Jesus pointedly worked with Simon to understand that social, economic and political reform, while beneficial in themselves, was not to be the business of the kingdom of heaven. Listen to the archive for the discussion of the complex issues of reconciling religious renewal and secular reform succinctly captured in [195:9.4]. The material gravity embodied in the temporal issues of earthly living are powerful detractors from the more subtle lure of the inner religious life, such that we have an emergency of spreading secularism. Seek first the kingdom of heaven is watchword of kingdom builders. The business of the kingdom of heaven is not about saving the world but about saving souls, one at a time.
Simon was crushed following the crucifixion, but rallied his hopes to proclaim the gospel of the kingdom, eventually making his way to the heart of Africa where he died old and feeble, unlike the historical traditions would have us believe, martyred.
139:12 Judas Iscariot

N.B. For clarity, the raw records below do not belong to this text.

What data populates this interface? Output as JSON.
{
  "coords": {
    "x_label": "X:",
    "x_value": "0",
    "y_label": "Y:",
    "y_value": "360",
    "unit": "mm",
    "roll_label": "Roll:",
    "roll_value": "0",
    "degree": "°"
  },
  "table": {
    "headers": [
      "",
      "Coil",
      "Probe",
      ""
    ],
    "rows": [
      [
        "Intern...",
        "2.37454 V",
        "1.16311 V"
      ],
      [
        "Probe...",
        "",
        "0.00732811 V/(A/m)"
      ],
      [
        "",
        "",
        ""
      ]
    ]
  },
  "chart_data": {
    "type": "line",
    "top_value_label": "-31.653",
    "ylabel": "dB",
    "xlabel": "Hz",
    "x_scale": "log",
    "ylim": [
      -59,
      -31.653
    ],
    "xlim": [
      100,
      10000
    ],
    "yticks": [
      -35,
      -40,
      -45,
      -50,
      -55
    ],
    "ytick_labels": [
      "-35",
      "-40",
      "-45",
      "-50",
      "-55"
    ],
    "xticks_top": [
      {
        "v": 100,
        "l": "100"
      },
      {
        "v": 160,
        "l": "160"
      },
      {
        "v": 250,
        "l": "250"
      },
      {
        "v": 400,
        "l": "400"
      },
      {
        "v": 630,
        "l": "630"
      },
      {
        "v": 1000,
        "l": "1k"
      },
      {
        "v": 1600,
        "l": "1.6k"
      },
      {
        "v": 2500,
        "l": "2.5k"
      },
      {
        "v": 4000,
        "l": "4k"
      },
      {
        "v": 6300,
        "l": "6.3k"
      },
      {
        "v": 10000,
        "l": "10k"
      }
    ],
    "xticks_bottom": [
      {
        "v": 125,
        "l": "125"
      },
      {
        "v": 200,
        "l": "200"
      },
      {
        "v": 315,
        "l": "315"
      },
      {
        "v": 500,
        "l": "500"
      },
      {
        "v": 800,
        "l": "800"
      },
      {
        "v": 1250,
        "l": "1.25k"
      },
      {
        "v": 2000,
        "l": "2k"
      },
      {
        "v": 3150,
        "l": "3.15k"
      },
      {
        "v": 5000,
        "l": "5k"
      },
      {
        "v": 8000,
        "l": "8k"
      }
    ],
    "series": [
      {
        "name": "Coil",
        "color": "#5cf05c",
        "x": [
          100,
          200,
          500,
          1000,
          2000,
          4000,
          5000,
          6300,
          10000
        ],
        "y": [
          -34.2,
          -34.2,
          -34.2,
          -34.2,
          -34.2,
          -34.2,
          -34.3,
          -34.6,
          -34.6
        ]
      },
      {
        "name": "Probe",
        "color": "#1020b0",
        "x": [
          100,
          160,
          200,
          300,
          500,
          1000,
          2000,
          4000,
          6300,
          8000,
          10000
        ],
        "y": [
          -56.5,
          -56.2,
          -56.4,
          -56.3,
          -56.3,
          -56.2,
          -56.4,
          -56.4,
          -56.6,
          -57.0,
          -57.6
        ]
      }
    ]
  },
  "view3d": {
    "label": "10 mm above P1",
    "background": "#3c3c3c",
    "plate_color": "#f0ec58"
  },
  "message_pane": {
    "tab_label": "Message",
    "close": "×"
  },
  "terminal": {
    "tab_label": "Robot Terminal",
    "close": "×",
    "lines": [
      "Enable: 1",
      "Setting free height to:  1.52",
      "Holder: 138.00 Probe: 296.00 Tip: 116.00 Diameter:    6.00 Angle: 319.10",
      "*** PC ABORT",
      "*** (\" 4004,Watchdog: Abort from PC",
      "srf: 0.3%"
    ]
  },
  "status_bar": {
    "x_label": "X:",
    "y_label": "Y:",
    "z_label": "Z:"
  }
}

Judas Iscariot (from Kerioth, note the same word transliterated differently) the twelfth apostle was chosen by Nathaniel. He had an unfortunate upbringing by his parents, being spoiled with an exaggerated sense self-importance. A poor loser with distorted ideas about fairness he indulged in hate and suspicion, cultivating a habit of getting even with those he imagined had wronged him.
On the other hand, he had many commendable qualities, being a good businessman, an organized and able financier. In many ways he was a great success. It must be noted that Judas’s betrayal had nothing to do with his duties as treasurer, historically demonized versions of Judas notwithstanding.
There was no specific trait of Jesus which Judas admired save for his generally attractive and charming personality. Unlike the other apostles who found admirable qualities in Jesus which reciprocally mirrored their own character deficiencies, Judas’s non-specific appreciation of Jesus testifies to Judas’s lack of self-knowledge. He recognized no contrasting feature of his makeup which drew him to its opposite in the Master.
From the beginning Jesus viewed Judas as a faith adventure, being fully cognizant of his shortcomings and potential for failure. He allowed Judas to go to the very end. Many times privately and publicly Jesus warned Judas he was slipping. Judas’s tipping point came with the episode of Lazarus’s sister Mary anointing the Master with costly ointment, to which Judas objected and was sweepingly dismissed publicly. It was at this moment that the accumulated hate, hurt, malice, prejudice, jealousy, and revenge of a lifetime became focused on Jesus and Judas was lost to the cause. Judas’s willful cultivation in his inner life of the above mentioned evils instead of the more favorable conditions for spiritual growth consigned him to the domains of darkness.
Judas’s fate is suggested in our narrative with the midwayers’ declaration that the worlds have found it difficult to forgive Judas. Forgiveness cannot be extended to one who has become as though they had not been.